One of the perennial issues one has to address in all social research is that of bias, the more so in dealing with political thinktanks where there is the ever present temptation to tailor the evidence to fit the hypothesis rather than test the hypothesis against the evidence. This is something that it evidence in the report on family breakdown produced for the Tory party by IDS’s Centre for Social Justice, which sets out the ideological view that marriage is a moral, social and political ‘good’ right at the outset and which then proceeds to provide reams of carefully selected ‘evidence’ to support that assertion while studiously ignoring or playing down as unimportant anything that might question or contradict the reports core assumption about marriage.
The question that has to be asked is whether this is what has happened here, but with ‘knobs’ on?

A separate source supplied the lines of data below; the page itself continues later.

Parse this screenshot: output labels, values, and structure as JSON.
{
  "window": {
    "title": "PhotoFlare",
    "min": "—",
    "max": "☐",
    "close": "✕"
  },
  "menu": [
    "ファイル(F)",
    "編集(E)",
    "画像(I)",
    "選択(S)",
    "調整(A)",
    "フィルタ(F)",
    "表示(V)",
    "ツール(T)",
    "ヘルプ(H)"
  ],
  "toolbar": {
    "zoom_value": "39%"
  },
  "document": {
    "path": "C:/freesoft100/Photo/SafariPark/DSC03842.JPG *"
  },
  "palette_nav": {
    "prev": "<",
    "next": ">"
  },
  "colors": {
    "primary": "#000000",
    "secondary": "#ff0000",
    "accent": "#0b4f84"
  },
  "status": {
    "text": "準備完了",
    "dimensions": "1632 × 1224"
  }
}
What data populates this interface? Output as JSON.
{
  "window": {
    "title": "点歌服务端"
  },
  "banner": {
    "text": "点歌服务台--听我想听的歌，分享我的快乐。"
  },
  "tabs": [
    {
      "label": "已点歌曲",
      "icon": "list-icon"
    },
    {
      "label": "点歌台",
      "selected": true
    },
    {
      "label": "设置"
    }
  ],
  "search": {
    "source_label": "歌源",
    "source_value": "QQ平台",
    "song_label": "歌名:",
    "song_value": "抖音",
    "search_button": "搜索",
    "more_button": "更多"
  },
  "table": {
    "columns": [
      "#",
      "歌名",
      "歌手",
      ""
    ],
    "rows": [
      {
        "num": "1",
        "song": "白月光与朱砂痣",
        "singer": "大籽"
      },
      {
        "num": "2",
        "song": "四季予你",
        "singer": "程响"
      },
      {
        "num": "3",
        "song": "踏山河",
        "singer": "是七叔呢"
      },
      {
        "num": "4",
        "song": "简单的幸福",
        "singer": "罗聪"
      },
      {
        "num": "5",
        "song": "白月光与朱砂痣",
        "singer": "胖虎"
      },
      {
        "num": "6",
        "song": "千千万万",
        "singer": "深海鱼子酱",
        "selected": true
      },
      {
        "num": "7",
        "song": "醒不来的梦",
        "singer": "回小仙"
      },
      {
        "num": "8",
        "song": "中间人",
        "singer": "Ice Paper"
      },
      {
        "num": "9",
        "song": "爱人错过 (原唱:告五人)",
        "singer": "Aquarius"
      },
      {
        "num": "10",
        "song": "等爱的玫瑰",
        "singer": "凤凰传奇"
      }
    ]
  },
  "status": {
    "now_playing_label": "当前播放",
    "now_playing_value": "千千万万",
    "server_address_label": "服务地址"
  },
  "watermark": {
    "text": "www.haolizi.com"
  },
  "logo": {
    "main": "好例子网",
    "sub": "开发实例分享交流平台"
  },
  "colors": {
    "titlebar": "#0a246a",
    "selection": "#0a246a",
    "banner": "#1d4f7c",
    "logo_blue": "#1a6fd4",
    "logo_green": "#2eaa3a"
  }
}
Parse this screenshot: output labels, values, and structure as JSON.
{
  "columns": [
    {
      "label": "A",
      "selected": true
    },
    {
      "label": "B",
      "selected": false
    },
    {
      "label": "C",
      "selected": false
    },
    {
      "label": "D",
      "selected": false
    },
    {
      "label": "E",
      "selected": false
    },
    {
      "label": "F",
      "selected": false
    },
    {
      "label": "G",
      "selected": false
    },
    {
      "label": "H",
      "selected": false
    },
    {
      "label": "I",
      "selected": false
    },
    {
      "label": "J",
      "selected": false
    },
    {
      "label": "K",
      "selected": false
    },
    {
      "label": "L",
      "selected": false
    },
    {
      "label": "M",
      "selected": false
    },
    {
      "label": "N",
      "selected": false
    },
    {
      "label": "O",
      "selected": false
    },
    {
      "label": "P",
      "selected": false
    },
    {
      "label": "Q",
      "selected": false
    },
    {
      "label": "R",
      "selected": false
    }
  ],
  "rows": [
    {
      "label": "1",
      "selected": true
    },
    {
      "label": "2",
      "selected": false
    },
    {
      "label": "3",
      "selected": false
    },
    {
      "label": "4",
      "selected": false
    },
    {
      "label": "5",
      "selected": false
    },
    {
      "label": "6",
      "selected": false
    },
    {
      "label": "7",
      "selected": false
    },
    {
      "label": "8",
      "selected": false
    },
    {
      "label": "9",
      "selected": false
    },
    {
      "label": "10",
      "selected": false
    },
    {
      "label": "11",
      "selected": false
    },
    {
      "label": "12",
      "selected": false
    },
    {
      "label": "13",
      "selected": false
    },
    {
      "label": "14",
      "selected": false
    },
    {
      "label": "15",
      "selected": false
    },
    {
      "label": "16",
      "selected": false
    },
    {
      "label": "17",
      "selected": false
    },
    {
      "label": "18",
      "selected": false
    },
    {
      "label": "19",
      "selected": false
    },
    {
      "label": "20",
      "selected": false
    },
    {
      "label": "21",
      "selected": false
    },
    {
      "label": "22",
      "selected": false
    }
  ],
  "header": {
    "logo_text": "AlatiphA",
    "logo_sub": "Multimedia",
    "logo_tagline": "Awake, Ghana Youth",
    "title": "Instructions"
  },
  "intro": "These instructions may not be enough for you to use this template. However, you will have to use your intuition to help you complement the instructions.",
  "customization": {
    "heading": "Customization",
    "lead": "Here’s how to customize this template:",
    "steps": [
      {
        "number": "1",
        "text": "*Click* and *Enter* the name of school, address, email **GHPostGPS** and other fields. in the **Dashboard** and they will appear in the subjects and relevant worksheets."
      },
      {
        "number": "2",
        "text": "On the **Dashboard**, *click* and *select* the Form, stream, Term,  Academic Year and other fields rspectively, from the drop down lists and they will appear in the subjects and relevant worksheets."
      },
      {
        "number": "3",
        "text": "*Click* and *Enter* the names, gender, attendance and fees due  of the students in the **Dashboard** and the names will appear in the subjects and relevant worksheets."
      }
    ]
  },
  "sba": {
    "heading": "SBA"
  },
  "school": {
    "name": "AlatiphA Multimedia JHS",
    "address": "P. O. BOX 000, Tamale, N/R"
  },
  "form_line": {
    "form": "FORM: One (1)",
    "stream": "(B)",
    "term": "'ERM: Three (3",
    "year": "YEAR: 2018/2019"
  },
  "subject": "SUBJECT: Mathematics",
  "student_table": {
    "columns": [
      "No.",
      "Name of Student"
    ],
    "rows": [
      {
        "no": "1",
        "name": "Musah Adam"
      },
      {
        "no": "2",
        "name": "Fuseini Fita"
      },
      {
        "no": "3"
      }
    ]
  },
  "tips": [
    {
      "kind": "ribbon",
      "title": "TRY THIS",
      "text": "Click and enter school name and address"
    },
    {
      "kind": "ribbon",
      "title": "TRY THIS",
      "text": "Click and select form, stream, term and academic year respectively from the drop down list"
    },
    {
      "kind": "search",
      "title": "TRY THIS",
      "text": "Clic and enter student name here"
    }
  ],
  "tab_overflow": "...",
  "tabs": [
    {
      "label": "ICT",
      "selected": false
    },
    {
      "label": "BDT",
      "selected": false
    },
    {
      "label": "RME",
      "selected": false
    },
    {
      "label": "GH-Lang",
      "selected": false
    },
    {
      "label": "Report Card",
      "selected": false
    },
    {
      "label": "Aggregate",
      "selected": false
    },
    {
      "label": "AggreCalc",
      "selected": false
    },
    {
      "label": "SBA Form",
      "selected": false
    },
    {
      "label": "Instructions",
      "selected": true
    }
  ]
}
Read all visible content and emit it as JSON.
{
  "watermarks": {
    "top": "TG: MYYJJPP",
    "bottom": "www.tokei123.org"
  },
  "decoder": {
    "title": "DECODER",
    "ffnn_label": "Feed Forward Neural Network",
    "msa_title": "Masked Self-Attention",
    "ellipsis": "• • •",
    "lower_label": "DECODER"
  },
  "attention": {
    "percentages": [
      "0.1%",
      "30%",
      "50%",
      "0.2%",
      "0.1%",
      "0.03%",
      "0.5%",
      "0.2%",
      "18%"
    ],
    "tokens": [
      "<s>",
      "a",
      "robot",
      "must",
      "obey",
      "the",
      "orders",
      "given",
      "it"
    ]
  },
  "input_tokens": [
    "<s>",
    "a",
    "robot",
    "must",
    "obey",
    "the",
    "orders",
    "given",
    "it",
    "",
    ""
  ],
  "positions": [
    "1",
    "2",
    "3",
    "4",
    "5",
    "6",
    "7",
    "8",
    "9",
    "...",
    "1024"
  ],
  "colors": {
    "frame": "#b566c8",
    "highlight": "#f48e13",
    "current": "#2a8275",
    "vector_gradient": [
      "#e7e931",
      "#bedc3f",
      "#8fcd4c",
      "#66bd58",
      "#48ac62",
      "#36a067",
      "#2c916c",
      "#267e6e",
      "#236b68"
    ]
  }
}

Did the research proceed under the assumption that extremist literature would be found in British mosques and, more importantly, was there a view taken as to what kind of level of incidence of mosques distributing extremist literature would prove ‘useful’ to Policy Exchange in terms of either publicity or even politically in its role as policy feeder to the Conservative Party, one that might have introduced a bias into the research sufficient to prompt a researcher to manufacture evidence ‘to order’ in order to hit a preconceived ‘target’ figure – 25% is, after all, large enough to sound scary without being so large as to risk provoking a serious backlash of the kind one might expect were credible research to show that extremist literature was available in much large percentage of mosques, if not in a majority of them.
To find evidence of bias in the output of a political thinktank is only to be expected and is a matter best addressed by ensuring that the underlying political views and assumptions of such organisations are a known quantity.
To find that such a thinktank has been complicit in the falsification of evidence to suit its biases is another matter entirely and one which calls into question its credibility and, implicitly, the credibility of any political party or leader who uses the fruits of that evidence as the basis for their own policy-making. That is the issue that Policy Exchange has to address here and it efforts to shift the burden of proof to other and rally support using an all-too-obvious dog whistle hardly inspire confidence in its capacity to address the real questions that Newsnight’s investigation raises.
The executive of Policy Exchange will meet on Thursday 13th to discuss legal action against the BBC.
Is that more bravado or are they serious about taking the BBC to court and opening up the possibility of the Beeb’s lawyers picking over their research methodology in a public arena?
I guess we’ll just have to wait and see.